(Exercise details) For each line of the data below, copy it if it holds the word "Sony".

Excerpts from a dataset:
--*--

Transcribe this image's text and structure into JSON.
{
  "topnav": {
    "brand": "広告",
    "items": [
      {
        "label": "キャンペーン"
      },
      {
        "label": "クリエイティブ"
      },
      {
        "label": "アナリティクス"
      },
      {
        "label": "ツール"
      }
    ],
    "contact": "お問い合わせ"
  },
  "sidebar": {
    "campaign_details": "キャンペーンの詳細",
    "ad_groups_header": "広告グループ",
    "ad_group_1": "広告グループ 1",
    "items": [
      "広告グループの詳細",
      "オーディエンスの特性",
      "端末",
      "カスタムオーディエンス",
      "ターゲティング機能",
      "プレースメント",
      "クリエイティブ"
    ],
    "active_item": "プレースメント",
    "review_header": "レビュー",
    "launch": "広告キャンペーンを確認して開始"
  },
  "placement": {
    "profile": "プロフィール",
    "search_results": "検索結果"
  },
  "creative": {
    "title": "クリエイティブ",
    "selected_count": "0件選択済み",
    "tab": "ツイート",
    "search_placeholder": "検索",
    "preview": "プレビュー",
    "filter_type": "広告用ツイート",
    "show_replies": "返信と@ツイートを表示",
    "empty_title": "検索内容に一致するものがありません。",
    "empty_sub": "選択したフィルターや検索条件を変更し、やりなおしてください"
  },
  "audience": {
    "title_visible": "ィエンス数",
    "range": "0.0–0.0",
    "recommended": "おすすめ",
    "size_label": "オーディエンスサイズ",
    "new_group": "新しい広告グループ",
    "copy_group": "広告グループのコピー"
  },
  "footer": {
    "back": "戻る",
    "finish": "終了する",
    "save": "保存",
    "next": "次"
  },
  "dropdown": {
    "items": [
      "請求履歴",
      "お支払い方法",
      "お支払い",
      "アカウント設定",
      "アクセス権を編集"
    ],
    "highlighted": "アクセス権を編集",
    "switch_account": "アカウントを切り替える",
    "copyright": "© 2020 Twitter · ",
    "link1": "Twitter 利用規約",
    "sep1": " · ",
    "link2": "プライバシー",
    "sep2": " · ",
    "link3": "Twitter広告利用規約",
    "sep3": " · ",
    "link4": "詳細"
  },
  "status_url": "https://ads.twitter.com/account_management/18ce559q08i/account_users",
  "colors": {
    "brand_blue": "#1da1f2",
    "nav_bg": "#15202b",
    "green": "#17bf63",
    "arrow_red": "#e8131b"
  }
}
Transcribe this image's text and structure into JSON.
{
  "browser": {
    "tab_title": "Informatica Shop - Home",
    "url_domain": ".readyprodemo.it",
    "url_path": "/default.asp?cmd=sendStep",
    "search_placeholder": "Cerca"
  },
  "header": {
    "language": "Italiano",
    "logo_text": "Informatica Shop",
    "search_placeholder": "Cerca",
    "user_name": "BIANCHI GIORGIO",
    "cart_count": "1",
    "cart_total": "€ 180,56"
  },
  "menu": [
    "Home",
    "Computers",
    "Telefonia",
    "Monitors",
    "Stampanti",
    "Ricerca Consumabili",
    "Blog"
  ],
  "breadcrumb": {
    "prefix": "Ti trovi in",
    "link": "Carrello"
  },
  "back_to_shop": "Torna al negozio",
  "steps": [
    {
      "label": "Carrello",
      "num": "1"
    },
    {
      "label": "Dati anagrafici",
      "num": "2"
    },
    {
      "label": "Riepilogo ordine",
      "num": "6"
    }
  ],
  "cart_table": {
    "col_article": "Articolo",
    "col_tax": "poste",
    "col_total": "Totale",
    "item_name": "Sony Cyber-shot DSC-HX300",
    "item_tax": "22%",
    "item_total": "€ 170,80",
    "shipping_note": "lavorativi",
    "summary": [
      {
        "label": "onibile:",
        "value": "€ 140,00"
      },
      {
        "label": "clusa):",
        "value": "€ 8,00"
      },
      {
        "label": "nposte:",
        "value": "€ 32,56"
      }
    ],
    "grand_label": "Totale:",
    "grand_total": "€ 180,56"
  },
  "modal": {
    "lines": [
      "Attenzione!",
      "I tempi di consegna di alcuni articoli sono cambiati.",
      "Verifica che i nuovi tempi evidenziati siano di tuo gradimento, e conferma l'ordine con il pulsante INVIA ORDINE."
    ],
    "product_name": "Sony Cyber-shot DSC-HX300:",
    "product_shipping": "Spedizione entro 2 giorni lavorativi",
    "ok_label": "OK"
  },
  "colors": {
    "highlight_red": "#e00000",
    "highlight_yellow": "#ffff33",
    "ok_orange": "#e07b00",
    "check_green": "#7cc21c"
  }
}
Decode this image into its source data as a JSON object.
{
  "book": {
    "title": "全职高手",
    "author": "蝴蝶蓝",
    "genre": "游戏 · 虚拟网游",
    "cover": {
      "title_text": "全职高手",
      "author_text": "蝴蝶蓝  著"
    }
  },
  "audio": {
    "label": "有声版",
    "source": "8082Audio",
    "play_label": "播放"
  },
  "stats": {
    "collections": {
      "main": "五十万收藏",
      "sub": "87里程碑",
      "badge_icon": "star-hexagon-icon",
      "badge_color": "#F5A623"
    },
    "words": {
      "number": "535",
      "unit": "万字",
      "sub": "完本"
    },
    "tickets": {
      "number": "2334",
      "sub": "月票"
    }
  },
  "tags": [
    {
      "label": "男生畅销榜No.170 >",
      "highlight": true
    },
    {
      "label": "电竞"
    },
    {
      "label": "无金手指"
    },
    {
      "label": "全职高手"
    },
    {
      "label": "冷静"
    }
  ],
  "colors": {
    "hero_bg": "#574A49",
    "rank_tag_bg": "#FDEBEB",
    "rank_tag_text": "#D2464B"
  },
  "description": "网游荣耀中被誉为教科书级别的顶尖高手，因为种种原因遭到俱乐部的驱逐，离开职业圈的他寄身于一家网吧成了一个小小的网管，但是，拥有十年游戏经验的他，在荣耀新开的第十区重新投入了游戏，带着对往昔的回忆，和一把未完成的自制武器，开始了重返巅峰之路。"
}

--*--

(Solution for this task)
    "item_name": "Sony Cyber-shot DSC-HX300",
    "product_name": "Sony Cyber-shot DSC-HX300:",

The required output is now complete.